Date of Completion

January 1995


Health Sciences, Pharmacology|Biophysics, Medical




Bacterial resistance to $\beta$-lactam antibiotics, such as the penicillins and cephalosporins, has increased due to the evolution and spread of defensive enzymes, the $\beta$-lactamases. The $\beta$-lactamases have been characterized kinetically and structurally as efficient enzymes which hydrolyze $\beta$-lactams at rates near the diffusion limit. The high turnover limits experimental methods and questions about the reaction mechanism persist. Computational methods can be used on this time scale and were applied to evaluate four aspects of $\beta$-lactam/$\beta$-lactamase interactions.^ Class A $\beta$-lactamases have a highly conserved residue, Ser130, whose role in structural integrity and substrate specificity was evaluated. Minimized complexes of substrates and the ROB-1 $\beta$-lactamase were correlated with enzyme kinetic data from site-directed mutagenesis. The importance of a hydroxyl moiety at residue 130 for cephalosporin binding was evident in strong hydrogen bonds to the $\beta$-lactam carboxylate, and the preference of Class A $\beta$-lactamases for penicillins was explained in terms of the hydrogen bonding network.^ Second, the reaction mechanism of clavulanic acid and sulbactam, mechanism based inactivators, was re-evaluated in light of high resolution crystallographic structures.
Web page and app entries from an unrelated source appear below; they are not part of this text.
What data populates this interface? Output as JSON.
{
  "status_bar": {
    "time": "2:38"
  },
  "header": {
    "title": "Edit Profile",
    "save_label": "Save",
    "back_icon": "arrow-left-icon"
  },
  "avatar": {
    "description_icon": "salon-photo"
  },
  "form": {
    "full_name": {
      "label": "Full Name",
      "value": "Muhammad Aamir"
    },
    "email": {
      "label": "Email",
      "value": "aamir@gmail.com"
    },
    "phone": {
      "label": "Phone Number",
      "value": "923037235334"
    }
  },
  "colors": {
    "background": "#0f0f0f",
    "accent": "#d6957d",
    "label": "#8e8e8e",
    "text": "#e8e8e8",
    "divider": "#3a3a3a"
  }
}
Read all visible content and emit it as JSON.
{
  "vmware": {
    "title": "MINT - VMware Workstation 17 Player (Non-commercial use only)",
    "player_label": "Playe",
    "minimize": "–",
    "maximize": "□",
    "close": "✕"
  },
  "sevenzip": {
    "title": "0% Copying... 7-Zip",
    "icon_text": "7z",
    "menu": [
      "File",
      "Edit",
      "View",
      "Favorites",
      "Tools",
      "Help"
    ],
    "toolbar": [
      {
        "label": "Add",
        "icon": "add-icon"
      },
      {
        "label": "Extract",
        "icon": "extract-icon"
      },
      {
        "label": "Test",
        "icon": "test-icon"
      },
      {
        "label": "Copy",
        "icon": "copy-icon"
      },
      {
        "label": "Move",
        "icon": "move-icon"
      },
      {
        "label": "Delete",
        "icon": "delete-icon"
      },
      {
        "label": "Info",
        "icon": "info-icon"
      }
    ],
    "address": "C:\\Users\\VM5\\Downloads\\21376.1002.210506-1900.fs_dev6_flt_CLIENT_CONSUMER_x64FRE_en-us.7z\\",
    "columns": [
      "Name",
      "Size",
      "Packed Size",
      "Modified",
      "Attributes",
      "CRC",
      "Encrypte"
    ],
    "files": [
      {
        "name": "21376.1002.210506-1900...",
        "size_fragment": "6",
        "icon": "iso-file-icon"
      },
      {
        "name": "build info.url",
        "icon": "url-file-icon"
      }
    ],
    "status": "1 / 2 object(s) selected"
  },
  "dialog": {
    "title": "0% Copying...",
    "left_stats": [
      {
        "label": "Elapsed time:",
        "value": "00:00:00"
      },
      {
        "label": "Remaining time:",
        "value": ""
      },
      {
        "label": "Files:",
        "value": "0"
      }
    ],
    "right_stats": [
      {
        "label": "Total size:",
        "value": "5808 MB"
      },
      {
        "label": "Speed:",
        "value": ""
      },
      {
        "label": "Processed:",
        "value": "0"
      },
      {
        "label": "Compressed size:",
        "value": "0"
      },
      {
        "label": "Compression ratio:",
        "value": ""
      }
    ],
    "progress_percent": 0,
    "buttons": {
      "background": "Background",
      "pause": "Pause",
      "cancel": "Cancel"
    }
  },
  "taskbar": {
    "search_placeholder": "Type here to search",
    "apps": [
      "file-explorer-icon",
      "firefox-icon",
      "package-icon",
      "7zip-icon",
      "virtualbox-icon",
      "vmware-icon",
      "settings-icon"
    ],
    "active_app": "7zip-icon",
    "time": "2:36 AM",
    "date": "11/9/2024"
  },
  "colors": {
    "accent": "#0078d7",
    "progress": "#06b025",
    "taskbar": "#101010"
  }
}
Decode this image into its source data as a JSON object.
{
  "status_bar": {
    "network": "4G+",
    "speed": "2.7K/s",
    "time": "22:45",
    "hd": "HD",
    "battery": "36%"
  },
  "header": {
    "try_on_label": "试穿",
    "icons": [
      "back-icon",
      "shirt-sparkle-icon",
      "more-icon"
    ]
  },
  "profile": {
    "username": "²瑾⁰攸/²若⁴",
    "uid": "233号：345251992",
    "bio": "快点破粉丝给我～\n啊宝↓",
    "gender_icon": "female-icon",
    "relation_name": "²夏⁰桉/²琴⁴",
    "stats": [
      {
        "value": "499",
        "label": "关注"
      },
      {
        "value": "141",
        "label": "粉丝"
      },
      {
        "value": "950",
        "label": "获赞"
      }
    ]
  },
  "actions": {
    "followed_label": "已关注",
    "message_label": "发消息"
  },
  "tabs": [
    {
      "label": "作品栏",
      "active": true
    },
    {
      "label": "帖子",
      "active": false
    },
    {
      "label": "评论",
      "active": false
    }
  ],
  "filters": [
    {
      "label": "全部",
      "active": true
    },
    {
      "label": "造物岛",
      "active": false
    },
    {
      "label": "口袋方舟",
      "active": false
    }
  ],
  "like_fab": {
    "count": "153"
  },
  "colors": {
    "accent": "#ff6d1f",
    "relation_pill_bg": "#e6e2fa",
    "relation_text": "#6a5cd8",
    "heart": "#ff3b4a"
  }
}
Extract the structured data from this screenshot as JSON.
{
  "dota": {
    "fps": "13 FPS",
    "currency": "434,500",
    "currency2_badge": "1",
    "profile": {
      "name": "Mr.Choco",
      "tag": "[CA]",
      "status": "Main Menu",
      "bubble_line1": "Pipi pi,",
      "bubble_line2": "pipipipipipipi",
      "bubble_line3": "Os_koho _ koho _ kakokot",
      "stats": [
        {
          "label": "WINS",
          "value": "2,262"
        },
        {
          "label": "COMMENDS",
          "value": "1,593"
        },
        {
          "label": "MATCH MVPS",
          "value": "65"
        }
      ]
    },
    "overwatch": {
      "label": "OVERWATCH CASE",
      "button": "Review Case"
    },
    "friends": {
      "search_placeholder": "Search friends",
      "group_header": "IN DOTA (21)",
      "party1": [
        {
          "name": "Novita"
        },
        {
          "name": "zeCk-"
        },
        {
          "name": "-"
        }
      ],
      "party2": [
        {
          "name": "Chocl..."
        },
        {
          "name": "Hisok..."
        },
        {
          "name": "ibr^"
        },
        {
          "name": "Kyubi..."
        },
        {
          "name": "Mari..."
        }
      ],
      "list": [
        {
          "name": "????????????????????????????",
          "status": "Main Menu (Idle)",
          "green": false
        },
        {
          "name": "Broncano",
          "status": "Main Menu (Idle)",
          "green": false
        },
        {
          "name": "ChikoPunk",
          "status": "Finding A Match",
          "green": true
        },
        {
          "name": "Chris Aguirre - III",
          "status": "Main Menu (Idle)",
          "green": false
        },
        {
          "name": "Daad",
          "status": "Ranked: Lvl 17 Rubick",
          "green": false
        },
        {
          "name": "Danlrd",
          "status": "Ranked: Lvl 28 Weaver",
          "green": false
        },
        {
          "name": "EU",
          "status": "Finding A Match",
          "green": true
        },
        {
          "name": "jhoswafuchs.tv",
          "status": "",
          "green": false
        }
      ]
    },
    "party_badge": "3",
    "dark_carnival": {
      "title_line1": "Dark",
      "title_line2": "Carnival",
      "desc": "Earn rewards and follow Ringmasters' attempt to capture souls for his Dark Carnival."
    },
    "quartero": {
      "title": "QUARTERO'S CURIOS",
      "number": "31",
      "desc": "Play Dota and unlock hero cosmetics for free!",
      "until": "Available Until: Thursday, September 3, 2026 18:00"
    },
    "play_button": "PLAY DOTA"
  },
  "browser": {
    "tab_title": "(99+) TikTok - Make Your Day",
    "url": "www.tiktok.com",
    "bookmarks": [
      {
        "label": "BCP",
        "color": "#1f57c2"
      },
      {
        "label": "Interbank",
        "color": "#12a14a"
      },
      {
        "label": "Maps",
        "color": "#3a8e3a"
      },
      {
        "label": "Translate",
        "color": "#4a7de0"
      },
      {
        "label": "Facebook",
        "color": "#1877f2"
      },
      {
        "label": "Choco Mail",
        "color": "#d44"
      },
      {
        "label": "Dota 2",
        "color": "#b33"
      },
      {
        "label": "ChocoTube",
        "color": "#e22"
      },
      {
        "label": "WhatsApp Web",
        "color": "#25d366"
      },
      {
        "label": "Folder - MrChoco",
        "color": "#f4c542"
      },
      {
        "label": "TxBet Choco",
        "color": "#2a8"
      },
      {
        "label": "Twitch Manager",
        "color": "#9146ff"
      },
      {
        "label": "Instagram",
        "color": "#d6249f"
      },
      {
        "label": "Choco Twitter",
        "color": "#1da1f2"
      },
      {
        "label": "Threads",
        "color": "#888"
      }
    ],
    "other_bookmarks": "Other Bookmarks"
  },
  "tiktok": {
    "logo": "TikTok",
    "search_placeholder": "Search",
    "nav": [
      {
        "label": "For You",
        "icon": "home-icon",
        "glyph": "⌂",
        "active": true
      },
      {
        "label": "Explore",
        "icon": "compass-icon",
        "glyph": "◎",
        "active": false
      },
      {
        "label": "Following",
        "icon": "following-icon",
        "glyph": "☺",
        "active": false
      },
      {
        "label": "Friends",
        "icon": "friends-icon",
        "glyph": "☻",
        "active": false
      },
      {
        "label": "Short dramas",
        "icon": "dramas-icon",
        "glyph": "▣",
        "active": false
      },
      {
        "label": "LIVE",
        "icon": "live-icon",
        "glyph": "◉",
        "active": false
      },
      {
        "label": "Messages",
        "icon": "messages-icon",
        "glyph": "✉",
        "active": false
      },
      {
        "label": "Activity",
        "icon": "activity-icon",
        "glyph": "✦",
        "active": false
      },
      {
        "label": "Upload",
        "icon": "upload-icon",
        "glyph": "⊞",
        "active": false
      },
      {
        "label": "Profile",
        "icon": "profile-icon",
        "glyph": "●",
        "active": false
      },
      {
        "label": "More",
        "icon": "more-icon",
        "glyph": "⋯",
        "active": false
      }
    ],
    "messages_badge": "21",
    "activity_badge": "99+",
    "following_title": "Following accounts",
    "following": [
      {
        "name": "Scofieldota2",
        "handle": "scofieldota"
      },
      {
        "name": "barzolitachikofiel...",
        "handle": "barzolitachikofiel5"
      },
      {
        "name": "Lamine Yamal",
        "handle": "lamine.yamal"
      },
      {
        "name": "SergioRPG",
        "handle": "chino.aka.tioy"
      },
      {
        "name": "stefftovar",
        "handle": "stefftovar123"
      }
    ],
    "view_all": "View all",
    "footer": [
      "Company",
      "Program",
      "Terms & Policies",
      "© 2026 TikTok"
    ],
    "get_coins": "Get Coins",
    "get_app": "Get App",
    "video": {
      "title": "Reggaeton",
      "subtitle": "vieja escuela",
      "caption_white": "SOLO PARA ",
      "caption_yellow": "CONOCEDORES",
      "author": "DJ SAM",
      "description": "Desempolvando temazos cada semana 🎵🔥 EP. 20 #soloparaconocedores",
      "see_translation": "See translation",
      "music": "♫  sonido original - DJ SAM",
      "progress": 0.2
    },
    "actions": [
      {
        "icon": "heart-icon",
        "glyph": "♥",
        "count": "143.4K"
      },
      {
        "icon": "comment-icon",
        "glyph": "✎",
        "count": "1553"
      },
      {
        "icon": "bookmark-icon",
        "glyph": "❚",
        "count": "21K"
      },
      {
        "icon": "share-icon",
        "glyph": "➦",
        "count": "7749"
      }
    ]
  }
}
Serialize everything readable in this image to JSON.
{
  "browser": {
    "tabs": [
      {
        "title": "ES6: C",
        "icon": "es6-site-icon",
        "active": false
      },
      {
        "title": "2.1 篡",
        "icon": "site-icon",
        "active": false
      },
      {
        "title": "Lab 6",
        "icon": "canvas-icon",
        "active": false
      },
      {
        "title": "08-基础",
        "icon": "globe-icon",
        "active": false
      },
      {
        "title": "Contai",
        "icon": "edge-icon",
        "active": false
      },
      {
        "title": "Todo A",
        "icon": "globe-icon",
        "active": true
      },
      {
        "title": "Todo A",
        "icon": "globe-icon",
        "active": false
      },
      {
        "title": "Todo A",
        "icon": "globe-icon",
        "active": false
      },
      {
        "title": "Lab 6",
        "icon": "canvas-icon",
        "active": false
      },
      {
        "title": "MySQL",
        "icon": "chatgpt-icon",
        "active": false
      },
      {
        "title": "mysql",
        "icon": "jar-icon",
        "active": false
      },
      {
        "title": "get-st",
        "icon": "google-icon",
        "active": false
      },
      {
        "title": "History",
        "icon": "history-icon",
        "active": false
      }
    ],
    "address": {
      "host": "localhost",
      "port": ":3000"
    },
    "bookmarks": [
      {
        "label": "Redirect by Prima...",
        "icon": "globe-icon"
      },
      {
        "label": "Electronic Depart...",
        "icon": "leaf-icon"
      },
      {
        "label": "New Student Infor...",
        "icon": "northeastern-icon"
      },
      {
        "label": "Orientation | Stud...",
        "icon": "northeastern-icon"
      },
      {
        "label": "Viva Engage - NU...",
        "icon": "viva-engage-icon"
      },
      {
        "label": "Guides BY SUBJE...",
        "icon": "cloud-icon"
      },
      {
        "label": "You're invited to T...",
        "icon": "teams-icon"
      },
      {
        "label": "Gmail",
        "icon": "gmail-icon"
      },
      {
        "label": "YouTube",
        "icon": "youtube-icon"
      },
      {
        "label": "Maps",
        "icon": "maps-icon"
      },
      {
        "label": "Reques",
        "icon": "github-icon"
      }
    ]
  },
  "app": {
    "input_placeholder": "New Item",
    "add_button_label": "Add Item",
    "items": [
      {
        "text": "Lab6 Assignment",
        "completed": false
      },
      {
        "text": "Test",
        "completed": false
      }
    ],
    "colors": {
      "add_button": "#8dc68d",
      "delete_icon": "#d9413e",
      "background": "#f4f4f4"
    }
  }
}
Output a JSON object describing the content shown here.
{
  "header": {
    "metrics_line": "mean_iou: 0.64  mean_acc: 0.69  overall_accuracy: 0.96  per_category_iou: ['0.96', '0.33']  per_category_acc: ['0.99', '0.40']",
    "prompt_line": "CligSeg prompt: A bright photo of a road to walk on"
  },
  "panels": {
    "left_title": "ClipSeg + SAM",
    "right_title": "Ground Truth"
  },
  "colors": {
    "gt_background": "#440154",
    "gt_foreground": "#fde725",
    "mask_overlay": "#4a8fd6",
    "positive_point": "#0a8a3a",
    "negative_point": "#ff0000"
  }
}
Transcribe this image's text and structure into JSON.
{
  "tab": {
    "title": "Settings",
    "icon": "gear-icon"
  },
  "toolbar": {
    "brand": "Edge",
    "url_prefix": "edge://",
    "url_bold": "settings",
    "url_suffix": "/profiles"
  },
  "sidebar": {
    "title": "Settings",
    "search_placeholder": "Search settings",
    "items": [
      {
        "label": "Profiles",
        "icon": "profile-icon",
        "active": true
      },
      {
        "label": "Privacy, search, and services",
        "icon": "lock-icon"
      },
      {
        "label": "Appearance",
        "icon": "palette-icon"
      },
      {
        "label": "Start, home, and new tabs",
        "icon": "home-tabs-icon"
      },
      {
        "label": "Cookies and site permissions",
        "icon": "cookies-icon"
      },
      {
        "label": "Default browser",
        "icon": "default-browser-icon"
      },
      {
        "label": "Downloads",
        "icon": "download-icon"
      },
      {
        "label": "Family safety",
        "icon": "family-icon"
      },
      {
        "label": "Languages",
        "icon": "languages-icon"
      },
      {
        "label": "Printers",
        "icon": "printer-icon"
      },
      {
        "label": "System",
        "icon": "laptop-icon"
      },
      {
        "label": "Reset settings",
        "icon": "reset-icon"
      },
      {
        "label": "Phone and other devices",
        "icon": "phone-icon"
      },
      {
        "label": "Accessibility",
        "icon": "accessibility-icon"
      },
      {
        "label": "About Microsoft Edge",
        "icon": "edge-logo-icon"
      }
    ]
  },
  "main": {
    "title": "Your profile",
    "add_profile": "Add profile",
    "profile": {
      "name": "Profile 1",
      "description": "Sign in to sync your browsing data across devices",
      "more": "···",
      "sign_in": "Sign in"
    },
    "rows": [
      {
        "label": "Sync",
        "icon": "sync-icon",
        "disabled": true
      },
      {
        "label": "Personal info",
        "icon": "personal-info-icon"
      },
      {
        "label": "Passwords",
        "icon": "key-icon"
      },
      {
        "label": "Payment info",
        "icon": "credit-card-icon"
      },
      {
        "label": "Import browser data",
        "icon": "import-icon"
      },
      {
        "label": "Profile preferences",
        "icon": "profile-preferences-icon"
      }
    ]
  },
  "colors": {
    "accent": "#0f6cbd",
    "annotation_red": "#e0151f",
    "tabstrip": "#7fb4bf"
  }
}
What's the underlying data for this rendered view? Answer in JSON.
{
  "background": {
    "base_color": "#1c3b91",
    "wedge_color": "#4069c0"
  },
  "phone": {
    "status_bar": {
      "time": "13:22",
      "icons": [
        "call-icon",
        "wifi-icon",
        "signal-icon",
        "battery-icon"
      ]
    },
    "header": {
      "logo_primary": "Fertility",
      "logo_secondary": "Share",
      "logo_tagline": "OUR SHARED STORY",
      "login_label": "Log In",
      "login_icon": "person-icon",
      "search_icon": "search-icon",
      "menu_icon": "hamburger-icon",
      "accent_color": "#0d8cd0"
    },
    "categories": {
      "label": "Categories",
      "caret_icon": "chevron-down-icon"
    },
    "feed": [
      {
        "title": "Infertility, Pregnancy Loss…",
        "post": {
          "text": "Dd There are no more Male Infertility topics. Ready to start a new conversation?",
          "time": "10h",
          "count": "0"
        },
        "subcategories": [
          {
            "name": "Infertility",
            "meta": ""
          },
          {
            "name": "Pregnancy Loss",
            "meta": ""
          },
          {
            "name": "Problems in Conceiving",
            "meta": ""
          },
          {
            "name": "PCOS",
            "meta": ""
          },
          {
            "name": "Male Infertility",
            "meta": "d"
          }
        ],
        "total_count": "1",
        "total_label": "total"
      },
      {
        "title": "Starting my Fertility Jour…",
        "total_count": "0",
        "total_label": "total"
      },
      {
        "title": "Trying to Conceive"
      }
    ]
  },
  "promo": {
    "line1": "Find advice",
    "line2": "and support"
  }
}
The preacyl and acyl-enzyme clavulanate models indicate Arg244 positions a water (Wat673) for proton transfer in the formation of the acyclic, inactivating species. Molecular dynamics simulations indicate that Lys73 and Ser130 may be the secondary nucleophiles in the inactivation pathway.^ Third, the free energy perturbation method was used to compute a relative binding constant for the core penicillin and cephalosporin structures. New parameters for $\beta$-lactams were developed for AMBER, and a method for perturbation of atoms in rings was refined. The computed value was within 28% of the experimental value, and the hydrophobicity of the penicillin was established as the major component in substrate binding.^ Finally, the capacity of the thiazolidine ring of penicillins to adopt two conformations was studied with the Potential of Mean Force method. The transition barrier between the states was estimated as 3.8 kcal/mol, and the open conformation was determined to be 5.6 kcal/mol more stable in solution. The closed conformation is ejected from the $\beta$-lactamase active site. ^